Poison Prevention

Poisonous Animals

There are many different types of poisonous animals and critters that inhabit Florida. They can be dangerous and sometimes deadly to people who can come in contact with them. Parents can help to prevent injuries from poisonous animals by carefully monitoring their children during play. Below are a list of poisonous animals indigenous to Florida:

Snakes

SnakeSnakes have the unfortunate reputation of being vicious and aggressive. Actually, most are shy creatures preferring to be left alone. They attack only to protect themselves. They use venom primarily to kill food and usually will not waste it on an animal too large to kill. Always wear shoes or boots when hiking. Remember, if you are close enough to identify a snake by its markings...you are too close! The following are poisonous snakes found in Florida:

  • Eastern Diamondback Rattlesnake
  • Canebreak Rattlesnake
  • Pigmy Rattlesnake
  • Coral Snake
  • Cottonmouth (Water Moccasin)
  • Copperhead

Click here for more photos and information on the snakes listed above.

If you or a family member are bitten by any snake, call the Poison Information Center at 1-800-222-1222. If you are sure it is one of the poisonous snakes listed here, call the Poison Information Center immediately or go to the nearest emergency department. DO NOT attempt to suck the venom out of the victim. DO NOT apply a tourniquet. DO NOT elevate the affected limb or apply ice to the bite area. Ask the victim to lay down and remain calm.

Spiders

SpiderApproximately 20,000 species of spiders live in the US. Almost all are capable of biting but very few are capable of penetrating human skin.
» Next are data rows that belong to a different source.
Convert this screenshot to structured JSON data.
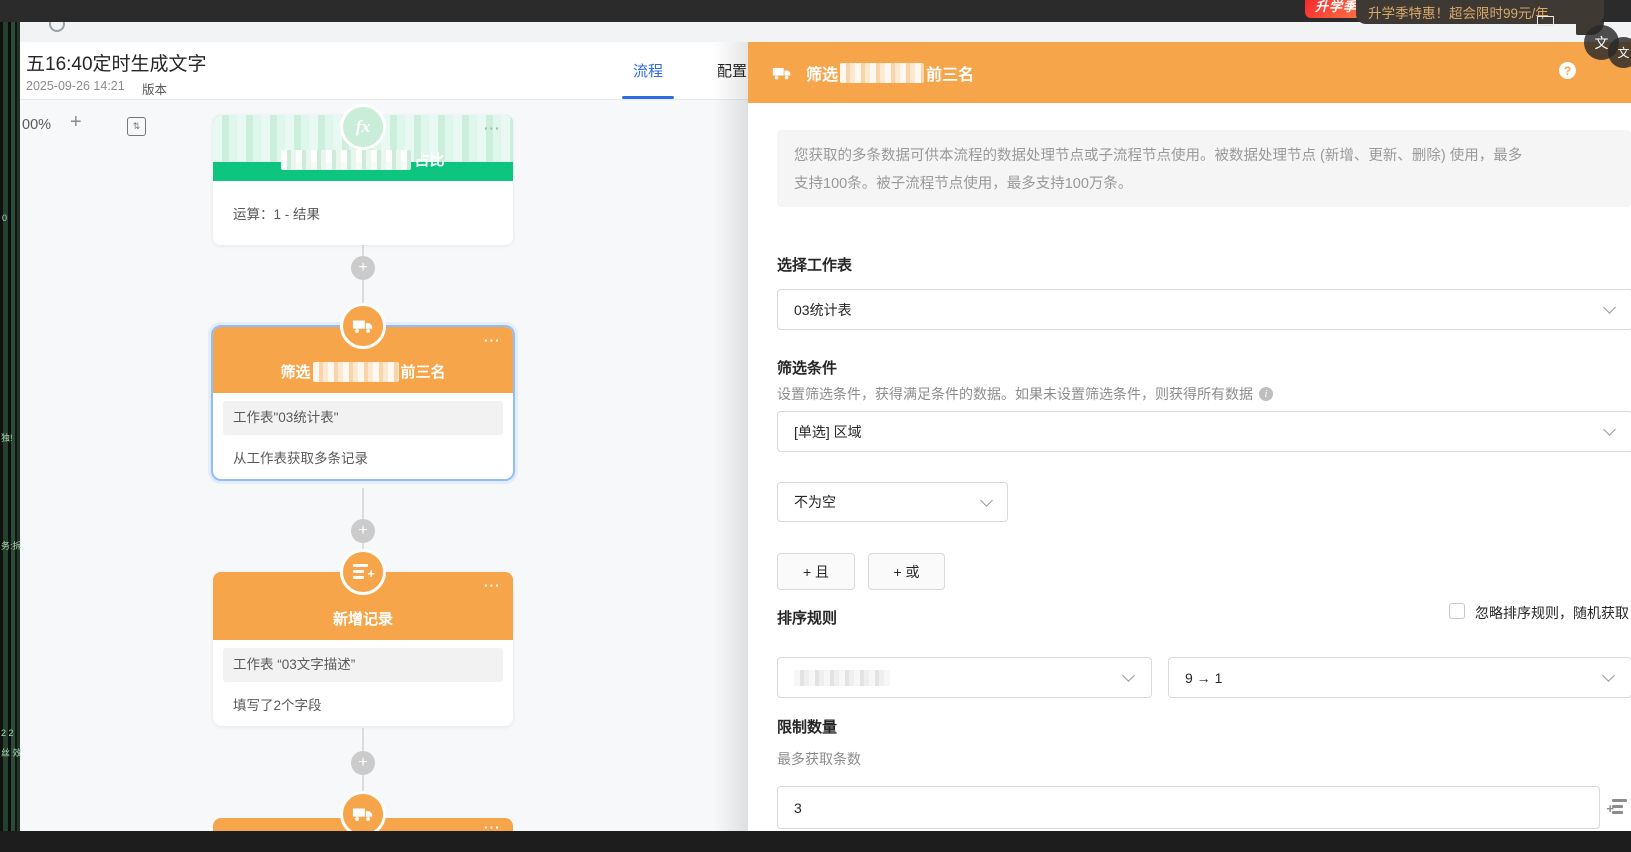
{
  "topbar": {
    "badge_text": "升学季",
    "promo_text": "升学季特惠！超会限时99元/年"
  },
  "header": {
    "title": "五16:40定时生成文字",
    "timestamp": "2025-09-26 14:21",
    "version_label": "版本",
    "tabs": {
      "flow": "流程",
      "config": "配置"
    }
  },
  "canvas": {
    "zoom_level": "00%",
    "zoom_in": "+",
    "fit_glyph": "⇅",
    "fragments": {
      "f1": "0",
      "f2": "独!",
      "f3": "务:拆",
      "f4": "2 2",
      "f5": "丝 效"
    }
  },
  "flow": {
    "nodes": [
      {
        "title_suffix": "占比",
        "body1": "运算：1 - 结果"
      },
      {
        "title_prefix": "筛选",
        "title_suffix": "前三名",
        "row1": "工作表\"03统计表\"",
        "row2": "从工作表获取多条记录"
      },
      {
        "title": "新增记录",
        "row1": "工作表 “03文字描述”",
        "row2": "填写了2个字段"
      },
      {}
    ]
  },
  "panel": {
    "title_prefix": "筛选",
    "title_suffix": "前三名",
    "description_line1": "您获取的多条数据可供本流程的数据处理节点或子流程节点使用。被数据处理节点 (新增、更新、删除) 使用，最多",
    "description_line2": "支持100条。被子流程节点使用，最多支持100万条。",
    "worksheet_label": "选择工作表",
    "worksheet_value": "03统计表",
    "filter_label": "筛选条件",
    "filter_help": "设置筛选条件，获得满足条件的数据。如果未设置筛选条件，则获得所有数据",
    "field_value": "[单选] 区域",
    "operator_value": "不为空",
    "and_button": "+ 且",
    "or_button": "+ 或",
    "sort_label": "排序规则",
    "ignore_sort_label": "忽略排序规则，随机获取",
    "sort_order_value": "9 → 1",
    "limit_label": "限制数量",
    "limit_help": "最多获取条数",
    "limit_value": "3"
  },
  "icons": {
    "more": "⋯",
    "plus": "+",
    "fx": "fx",
    "question": "?",
    "translate": "文",
    "info": "i",
    "list_plus": "+"
  },
  "colors": {
    "accent_orange": "#F6A54B",
    "accent_green": "#0EC57F",
    "accent_blue": "#2E6BE6",
    "selection_blue": "#8FBEFF"
  }
}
Bites can be painful and may cause redness, swelling and infection. In Florida, only the black widow and brown recluse spiders are considered potentially dangerous.

Caterpillars

CaterpillarHandling caterpillars may cause intense burning pain due to the insect's spines becoming lodged in the skin. Severity of symptoms depends on the maturity of the insect, the victim's sensitivity to the spines, and the number of spines embedded in the skin. The most common symptoms are redness, swelling, localized pain, itching and rash. Never rub the site. Spines can be removed from the skin by applying adhesive tape to the affected area and quickly removing it. Call the Poison Information Center for treatment advice.

Stinging Insects

Stinging InsectThere are literally thousands of species of insects capable of stinging. Fortunately, most of these insects are not dangerous. Call the Poison Information Center for treatment advice. If a stinging victim develops serious symptoms including flushing, swelling of the face or shortness of breath, further medical attention should be sought immediately.

 

Safe Kids - Seminole County Coaltion - 150 Bush Boulevard Sanford, FL 32773 - (407) 665-5641